That PEG might not be the allergenic culprit was borne out in a study that looked at 80 patients who had allergic reactions after the first dose of an mRNA COVID vaccine. Regardless of their PEG skin test results, most of these people could safely be given the second dose. Another study evaluated 105 people who had reactions to the first dose of the mRNA COVID vaccine, and 85 percent of these patients received the second dose without problems. Among the remaining 15 percent were people who declined further vaccination or opted instead for the Johnson and Johnson vaccine. These studies, while small, do challenge the assumption that PEG is responsible for these adverse vaccine reactions.
Given the limits of PEG skin testing, we developed a vaccination protocol in line with what vaccine allergy experts recommend. If a person has a suspected anaphylactic reaction to the first COVID vaccine dose, we first determine if the reaction was truly allergic via a skin test. Other conditions, such as anxiety attacks or vasovagal reactions, which involve a sudden drop in blood pressure and heart rate after a stressful trigger, can be mistaken for anaphylaxis.
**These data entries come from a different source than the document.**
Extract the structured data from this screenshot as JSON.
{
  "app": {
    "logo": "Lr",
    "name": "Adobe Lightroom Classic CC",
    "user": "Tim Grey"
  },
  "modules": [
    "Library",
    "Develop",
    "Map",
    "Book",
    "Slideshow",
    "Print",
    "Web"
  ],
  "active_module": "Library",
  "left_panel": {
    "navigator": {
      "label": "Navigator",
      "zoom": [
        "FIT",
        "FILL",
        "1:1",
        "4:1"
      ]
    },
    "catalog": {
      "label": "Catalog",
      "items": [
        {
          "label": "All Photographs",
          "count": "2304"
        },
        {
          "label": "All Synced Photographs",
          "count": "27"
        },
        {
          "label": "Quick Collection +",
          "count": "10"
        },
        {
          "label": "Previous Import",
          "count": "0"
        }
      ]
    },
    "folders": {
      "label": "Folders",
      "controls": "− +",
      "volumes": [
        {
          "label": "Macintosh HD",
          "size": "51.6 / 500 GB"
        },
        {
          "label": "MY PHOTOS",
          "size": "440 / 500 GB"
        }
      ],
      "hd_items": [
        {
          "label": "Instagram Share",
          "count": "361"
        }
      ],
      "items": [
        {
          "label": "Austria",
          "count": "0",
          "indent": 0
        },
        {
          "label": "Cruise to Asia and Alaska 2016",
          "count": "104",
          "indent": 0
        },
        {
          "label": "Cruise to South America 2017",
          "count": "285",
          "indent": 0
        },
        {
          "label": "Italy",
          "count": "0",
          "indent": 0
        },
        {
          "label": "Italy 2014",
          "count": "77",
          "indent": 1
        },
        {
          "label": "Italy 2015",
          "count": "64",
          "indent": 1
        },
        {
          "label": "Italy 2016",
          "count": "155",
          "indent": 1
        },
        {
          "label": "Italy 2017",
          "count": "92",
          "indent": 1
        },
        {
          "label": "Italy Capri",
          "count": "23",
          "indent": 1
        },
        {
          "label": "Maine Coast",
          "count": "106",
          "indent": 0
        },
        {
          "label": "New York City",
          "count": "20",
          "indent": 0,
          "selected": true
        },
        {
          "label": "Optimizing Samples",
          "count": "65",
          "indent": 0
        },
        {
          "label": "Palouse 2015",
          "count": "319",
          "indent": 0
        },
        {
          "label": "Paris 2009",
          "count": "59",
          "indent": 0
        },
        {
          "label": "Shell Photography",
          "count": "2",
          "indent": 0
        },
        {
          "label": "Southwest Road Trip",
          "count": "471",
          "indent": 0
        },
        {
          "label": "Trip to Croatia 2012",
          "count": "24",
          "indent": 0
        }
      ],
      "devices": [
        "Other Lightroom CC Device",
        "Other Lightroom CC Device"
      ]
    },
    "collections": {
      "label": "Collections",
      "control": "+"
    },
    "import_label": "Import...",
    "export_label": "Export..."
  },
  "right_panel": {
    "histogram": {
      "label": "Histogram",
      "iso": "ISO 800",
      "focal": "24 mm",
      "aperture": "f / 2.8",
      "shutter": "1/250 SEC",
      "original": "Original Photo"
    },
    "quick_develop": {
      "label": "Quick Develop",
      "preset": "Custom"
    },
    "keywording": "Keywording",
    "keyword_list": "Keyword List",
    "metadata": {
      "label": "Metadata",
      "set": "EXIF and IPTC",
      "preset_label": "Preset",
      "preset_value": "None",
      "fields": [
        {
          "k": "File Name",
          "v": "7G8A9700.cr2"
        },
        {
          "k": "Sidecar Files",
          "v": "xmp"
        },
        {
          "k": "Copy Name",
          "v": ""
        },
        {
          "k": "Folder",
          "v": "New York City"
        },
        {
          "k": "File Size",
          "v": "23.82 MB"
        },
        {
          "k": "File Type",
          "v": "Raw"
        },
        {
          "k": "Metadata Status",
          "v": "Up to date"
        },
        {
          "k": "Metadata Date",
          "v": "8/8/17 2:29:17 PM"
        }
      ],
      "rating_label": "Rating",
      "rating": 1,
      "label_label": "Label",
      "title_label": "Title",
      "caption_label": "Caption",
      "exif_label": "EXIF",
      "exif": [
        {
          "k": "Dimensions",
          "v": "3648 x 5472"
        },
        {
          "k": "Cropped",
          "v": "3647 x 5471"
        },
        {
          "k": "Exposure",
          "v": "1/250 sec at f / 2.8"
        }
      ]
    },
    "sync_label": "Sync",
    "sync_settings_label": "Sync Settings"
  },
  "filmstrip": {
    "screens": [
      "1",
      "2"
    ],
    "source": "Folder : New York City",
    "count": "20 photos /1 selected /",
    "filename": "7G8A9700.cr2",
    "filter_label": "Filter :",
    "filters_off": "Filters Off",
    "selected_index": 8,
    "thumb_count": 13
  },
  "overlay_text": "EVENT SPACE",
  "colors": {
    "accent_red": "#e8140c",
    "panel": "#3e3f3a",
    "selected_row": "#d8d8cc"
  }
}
If skin testing for allergies to COVID vaccines is negative, we give the next dose in the clinic, with at least 30 minutes of monitoring afterwards. In the rare instance where skin testing is positive, we divide the vaccine into smaller volumes, and administer them in quick succession over an hour, until the patient gets the full dose.
With this protocol, I have been able to administer the COVID vaccine, whether the first, second, or booster dose, to every patient I have seen, regardless of prior allergic history or testing results. So if NFL quarterback Aaron Rodgers, who misleadingly said he was “immunized,” then claimed an unspecified allergy to a COVID-vaccine component, had come to my office, our protocol would have likely allowed him to be vaccinated.
In the meantime, we are still trying to understand what causes a COVID vaccine allergy in the first place. One possibility is that the linking of PEG to nanoparticles activates part of the allergy-response side of the immune system. Another possibility is that the solid lipid nanoparticles themselves interact with the syringes used for injections, creating something allergenic.
Whatever the cause, physicians are using placebo-controlled clinical trials to confirm what has become well-documented in the medical literature. One NIH clinical trial is evaluating the safety of the COVID vaccine in people who’ve had a history of severe allergic reactions from any cause, such as medications and foods. Another NIH clinical trial is looking at the safety of giving the second COVID vaccine to people who’ve had systemic reactions to the first dose. Of course, the CDC shouldn’t wait for the results of these trials before removing the contraindications to getting the COVID vaccine, as the benefit of getting the vaccines clearly outweighs the minuscule risk of allergic reactions.
More than one year after the introduction of COVID vaccines, the share of people fully vaccinated in the U.S. sits at an abysmal 63 percent. The CDC must update its COVID vaccine allergy advice to accurately reflect allergists’ experiences on the ground, especially with Omicron’s fierce transmissibility. As someone who rarely steps into the hospital, I have largely stayed in the background the past two years of the pandemic, while my colleagues have been shouldering the brunt of the responsibility in the hospital. Now, with the ability to safely vaccinate almost everyone with a history of severe allergies, whether to a vaccine component or the vaccine itself, this protocol is how I can do my part to help end the pandemic.